Work instructions: Lines holding the string "Hilary" are the ones to copy; find them all in the data.

Page and application data records:
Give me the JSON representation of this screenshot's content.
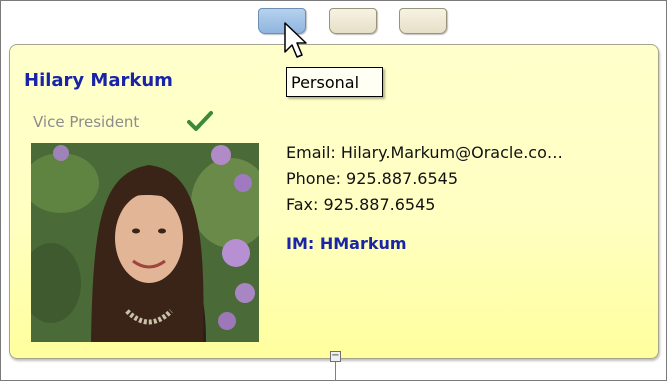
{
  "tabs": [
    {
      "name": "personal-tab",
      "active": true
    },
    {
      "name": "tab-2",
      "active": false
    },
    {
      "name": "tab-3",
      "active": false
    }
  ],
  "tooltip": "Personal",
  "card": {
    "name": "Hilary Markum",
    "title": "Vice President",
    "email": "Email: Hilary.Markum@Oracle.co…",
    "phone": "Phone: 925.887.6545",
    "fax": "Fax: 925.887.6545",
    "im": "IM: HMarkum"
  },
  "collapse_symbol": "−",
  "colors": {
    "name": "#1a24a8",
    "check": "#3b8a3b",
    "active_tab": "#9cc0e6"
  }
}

Output:
    "name": "Hilary Markum",
    "email": "Email: Hilary.Markum@Oracle.co…",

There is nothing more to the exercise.